Dams, bridges, chutes, sandbars, boils, or eddies. He could make a long list of all the challenges. Sometimes they maneuvered with the help of sweeps; two very long heavy oars with a square blade. And sometimes a second hand pulled in the johnboat while the other used lines and poles to propel the boat out of trouble. The mud sail, an underwater canvas on poles, utilized the current more effectively to steer the boat. All this proved both exhilarating and at times frightening. Remembering how strenuous it could be, sadly, Harlan again accepted that his drifting days were over.
Now they lived with one foot in the water. But in foul weather, they had their snug little cottage in Payne Hollow to retreat to. They delighted in reading before the fireplace while they knew the wild river rushed not far from their door.
The morning sky broke open before him. Harlan quickly collected painting supplies and made his was to begin some watercolors of the horses from Iceland, of all places! It fascinated him that these friendly horses whose ancestors had been brought in streamlined Viking ships to a new land so many centuries ago, were now here munching Kentucky bluegrass. He admired the sleek design of the open Norse sailing vessels, and now his admiration fell on their horses too. They proved most cooperative, and he saw a generous and protective spirit in them toward the girls. The Icelandic horse was small, but the words that described them best were big.
The painting went so freely that his thoughts went back to the shantyboat trip. Once during the middle of the night, when he ventured out to retrieve a board hitting the side of the boat, he fell head first into the icy river! He might have hit his head and drowned, never to be seen again, while Anna lay sleeping! The river could take you down.
Even so, there was nothing like that boat. Sometimes he would tease Anna. "Here we are Annie, going down the river like Anthony and Cleopatra on that barge!" The shantyboat looked something like an unwieldy barge on the outside, but inside the clean cabin was a haven from the outside world. Anna made any space so comfortable. She was a marvel to him. Whatever food they caught or grew, whatever grain or staples they bartered or foraged, Anna turned simple foods into nutritious elegant meals. Evenings inside the boat reading by the fire or playing music had set their pattern for peaceful living. Harlan remembered serene harbors where frogs chirped and marsh grasses blew, and the boat was everything a home could be.

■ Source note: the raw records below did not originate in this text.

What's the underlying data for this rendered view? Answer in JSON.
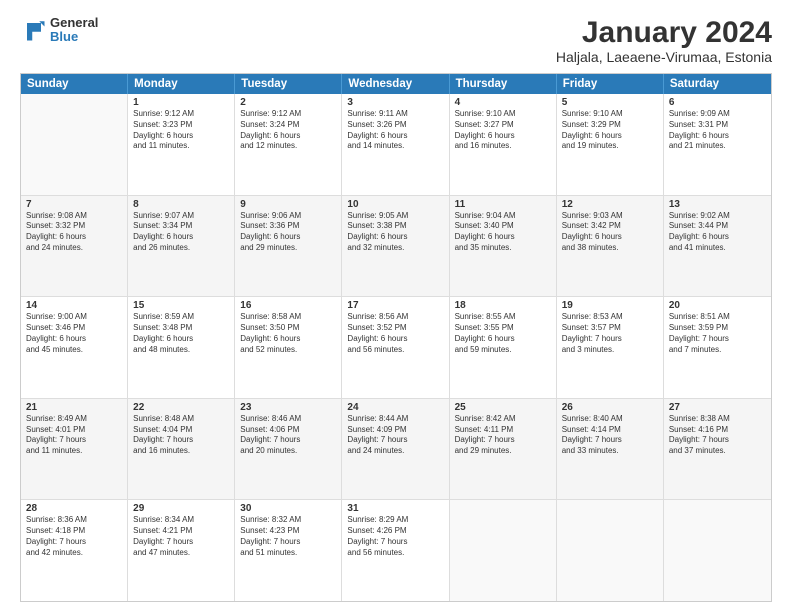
{
  "header": {
    "logo": {
      "general": "General",
      "blue": "Blue"
    },
    "title": "January 2024",
    "location": "Haljala, Laeaene-Virumaa, Estonia"
  },
  "calendar": {
    "days": [
      "Sunday",
      "Monday",
      "Tuesday",
      "Wednesday",
      "Thursday",
      "Friday",
      "Saturday"
    ],
    "rows": [
      [
        {
          "day": "",
          "info": ""
        },
        {
          "day": "1",
          "info": "Sunrise: 9:12 AM\nSunset: 3:23 PM\nDaylight: 6 hours\nand 11 minutes."
        },
        {
          "day": "2",
          "info": "Sunrise: 9:12 AM\nSunset: 3:24 PM\nDaylight: 6 hours\nand 12 minutes."
        },
        {
          "day": "3",
          "info": "Sunrise: 9:11 AM\nSunset: 3:26 PM\nDaylight: 6 hours\nand 14 minutes."
        },
        {
          "day": "4",
          "info": "Sunrise: 9:10 AM\nSunset: 3:27 PM\nDaylight: 6 hours\nand 16 minutes."
        },
        {
          "day": "5",
          "info": "Sunrise: 9:10 AM\nSunset: 3:29 PM\nDaylight: 6 hours\nand 19 minutes."
        },
        {
          "day": "6",
          "info": "Sunrise: 9:09 AM\nSunset: 3:31 PM\nDaylight: 6 hours\nand 21 minutes."
        }
      ],
      [
        {
          "day": "7",
          "info": "Sunrise: 9:08 AM\nSunset: 3:32 PM\nDaylight: 6 hours\nand 24 minutes."
        },
        {
          "day": "8",
          "info": "Sunrise: 9:07 AM\nSunset: 3:34 PM\nDaylight: 6 hours\nand 26 minutes."
        },
        {
          "day": "9",
          "info": "Sunrise: 9:06 AM\nSunset: 3:36 PM\nDaylight: 6 hours\nand 29 minutes."
        },
        {
          "day": "10",
          "info": "Sunrise: 9:05 AM\nSunset: 3:38 PM\nDaylight: 6 hours\nand 32 minutes."
        },
        {
          "day": "11",
          "info": "Sunrise: 9:04 AM\nSunset: 3:40 PM\nDaylight: 6 hours\nand 35 minutes."
        },
        {
          "day": "12",
          "info": "Sunrise: 9:03 AM\nSunset: 3:42 PM\nDaylight: 6 hours\nand 38 minutes."
        },
        {
          "day": "13",
          "info": "Sunrise: 9:02 AM\nSunset: 3:44 PM\nDaylight: 6 hours\nand 41 minutes."
        }
      ],
      [
        {
          "day": "14",
          "info": "Sunrise: 9:00 AM\nSunset: 3:46 PM\nDaylight: 6 hours\nand 45 minutes."
        },
        {
          "day": "15",
          "info": "Sunrise: 8:59 AM\nSunset: 3:48 PM\nDaylight: 6 hours\nand 48 minutes."
        },
        {
          "day": "16",
          "info": "Sunrise: 8:58 AM\nSunset: 3:50 PM\nDaylight: 6 hours\nand 52 minutes."
        },
        {
          "day": "17",
          "info": "Sunrise: 8:56 AM\nSunset: 3:52 PM\nDaylight: 6 hours\nand 56 minutes."
        },
        {
          "day": "18",
          "info": "Sunrise: 8:55 AM\nSunset: 3:55 PM\nDaylight: 6 hours\nand 59 minutes."
        },
        {
          "day": "19",
          "info": "Sunrise: 8:53 AM\nSunset: 3:57 PM\nDaylight: 7 hours\nand 3 minutes."
        },
        {
          "day": "20",
          "info": "Sunrise: 8:51 AM\nSunset: 3:59 PM\nDaylight: 7 hours\nand 7 minutes."
        }
      ],
      [
        {
          "day": "21",
          "info": "Sunrise: 8:49 AM\nSunset: 4:01 PM\nDaylight: 7 hours\nand 11 minutes."
        },
        {
          "day": "22",
          "info": "Sunrise: 8:48 AM\nSunset: 4:04 PM\nDaylight: 7 hours\nand 16 minutes."
        },
        {
          "day": "23",
          "info": "Sunrise: 8:46 AM\nSunset: 4:06 PM\nDaylight: 7 hours\nand 20 minutes."
        },
        {
          "day": "24",
          "info": "Sunrise: 8:44 AM\nSunset: 4:09 PM\nDaylight: 7 hours\nand 24 minutes."
        },
        {
          "day": "25",
          "info": "Sunrise: 8:42 AM\nSunset: 4:11 PM\nDaylight: 7 hours\nand 29 minutes."
        },
        {
          "day": "26",
          "info": "Sunrise: 8:40 AM\nSunset: 4:14 PM\nDaylight: 7 hours\nand 33 minutes."
        },
        {
          "day": "27",
          "info": "Sunrise: 8:38 AM\nSunset: 4:16 PM\nDaylight: 7 hours\nand 37 minutes."
        }
      ],
      [
        {
          "day": "28",
          "info": "Sunrise: 8:36 AM\nSunset: 4:18 PM\nDaylight: 7 hours\nand 42 minutes."
        },
        {
          "day": "29",
          "info": "Sunrise: 8:34 AM\nSunset: 4:21 PM\nDaylight: 7 hours\nand 47 minutes."
        },
        {
          "day": "30",
          "info": "Sunrise: 8:32 AM\nSunset: 4:23 PM\nDaylight: 7 hours\nand 51 minutes."
        },
        {
          "day": "31",
          "info": "Sunrise: 8:29 AM\nSunset: 4:26 PM\nDaylight: 7 hours\nand 56 minutes."
        },
        {
          "day": "",
          "info": ""
        },
        {
          "day": "",
          "info": ""
        },
        {
          "day": "",
          "info": ""
        }
      ]
    ]
  }
}
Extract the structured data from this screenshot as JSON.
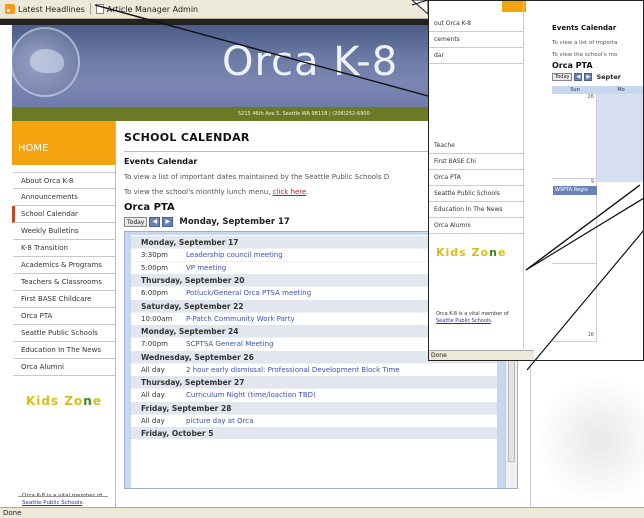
{
  "browser": {
    "bookmarks": [
      {
        "label": "Latest Headlines",
        "icon": "rss-icon"
      },
      {
        "label": "Article Manager Admin",
        "icon": "page-icon"
      }
    ],
    "status": "Done"
  },
  "site": {
    "title": "Orca K-8",
    "address": "5215 46th Ave S. Seattle WA 98118 | (206)252-6900"
  },
  "sidebar": {
    "home": "HOME",
    "items": [
      {
        "label": "About Orca K-8"
      },
      {
        "label": "Announcements"
      },
      {
        "label": "School Calendar",
        "active": true
      },
      {
        "label": "Weekly Bulletins"
      },
      {
        "label": "K-8 Transition"
      },
      {
        "label": "Academics & Programs"
      },
      {
        "label": "Teachers & Classrooms"
      },
      {
        "label": "First BASE Childcare"
      },
      {
        "label": "Orca PTA"
      },
      {
        "label": "Seattle Public Schools"
      },
      {
        "label": "Education In The News"
      },
      {
        "label": "Orca Alumni"
      }
    ],
    "kids_zone": {
      "part1": "Kids Zo",
      "part2": "n",
      "part3": "e"
    },
    "note": {
      "prefix": "Orca K-8 is a vital member of ",
      "link": "Seattle Public Schools",
      "suffix": "."
    }
  },
  "content": {
    "page_title": "SCHOOL CALENDAR",
    "events_heading": "Events Calendar",
    "text1": "To view a list of important dates maintained by the Seattle Public Schools D",
    "text2_prefix": "To view the school's monthly lunch menu, ",
    "text2_link": "click here",
    "text2_suffix": ".",
    "pta_title": "Orca PTA",
    "calendar": {
      "today_label": "Today",
      "prev_icon": "chevron-left-icon",
      "next_icon": "chevron-right-icon",
      "date": "Monday, September 17"
    },
    "agenda": [
      {
        "day": "Monday, September 17",
        "events": [
          {
            "time": "3:30pm",
            "title": "Leadership council meeting"
          },
          {
            "time": "5:00pm",
            "title": "VP meeting"
          }
        ]
      },
      {
        "day": "Thursday, September 20",
        "events": [
          {
            "time": "6:00pm",
            "title": "Potluck/General Orca PTSA meeting"
          }
        ]
      },
      {
        "day": "Saturday, September 22",
        "events": [
          {
            "time": "10:00am",
            "title": "P-Patch Community Work Party"
          }
        ]
      },
      {
        "day": "Monday, September 24",
        "events": [
          {
            "time": "7:00pm",
            "title": "SCPTSA General Meeting"
          }
        ]
      },
      {
        "day": "Wednesday, September 26",
        "events": [
          {
            "time": "All day",
            "title": "2 hour early dismissal: Professional Development Block Time"
          }
        ]
      },
      {
        "day": "Thursday, September 27",
        "events": [
          {
            "time": "All day",
            "title": "Curriculum Night (time/loaction TBD)"
          }
        ]
      },
      {
        "day": "Friday, September 28",
        "events": [
          {
            "time": "All day",
            "title": "picture day at Orca"
          }
        ]
      },
      {
        "day": "Friday, October 5",
        "events": []
      }
    ]
  },
  "inset": {
    "sidebar_items": [
      {
        "label": "out Orca K-8"
      },
      {
        "label": "cements"
      },
      {
        "label": "dar"
      },
      {
        "label": "Teache"
      },
      {
        "label": "First BASE Chi"
      },
      {
        "label": "Orca PTA"
      },
      {
        "label": "Seattle Public Schools"
      },
      {
        "label": "Education In The News"
      },
      {
        "label": "Orca Alumni"
      }
    ],
    "kids_zone": {
      "part1": "Kids Zo",
      "part2": "n",
      "part3": "e"
    },
    "note": {
      "prefix": "Orca K-8 is a vital member of ",
      "link": "Seattle Public Schools",
      "suffix": "."
    },
    "events_heading": "Events Calendar",
    "text1": "To view a list of importa",
    "text2": "To view the school's mo",
    "pta_title": "Orca PTA",
    "today_label": "Today",
    "month": "Septer",
    "weekdays": [
      "Sun",
      "Mo"
    ],
    "day_nums": [
      "26",
      "9",
      "16"
    ],
    "event_label": "WSPTA Regio",
    "status": "Done"
  }
}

While living on the water they took few photographs, but the view out their door changed almost daily, so he painted sketches to chronicle their journey. Harlan discovered art when he was influenced by his brother as a boy. His progress and development was ongoing, but his subject was almost always the river. It was a part of him. Now Harlan's two brothers both had successful careers, which brought some recognition for them. But when they visited Harlan and Anna on the boat, or at Payne Hollow, they seemed to be filling a need by just being there. The vague expressions of longing was in their eyes. His greatest success was the happy life he and Anna shared on the riverbank.
The horses nickered for attention. Thad eaten almost everything growing in their yard down to a nub. Harlan was satisfied with several paintings that he would give to the girls. He heard stirring in the house. Ranger raised his head from his paws, looking from Harlan to the house expectantly. His tail started to swing. "Ranger ole boy, you're enjoying your company, aren't you?"
The horses heard familiar voices and became restless looking toward the house. It was time to see to morning chores. He usually spent some of the morning adding to the wood supply, but that thought completely left him when he saw smiling young faces at the door of the cottage. This day was different. He would relax and enjoy it because it looked like his time for quiet thought was over.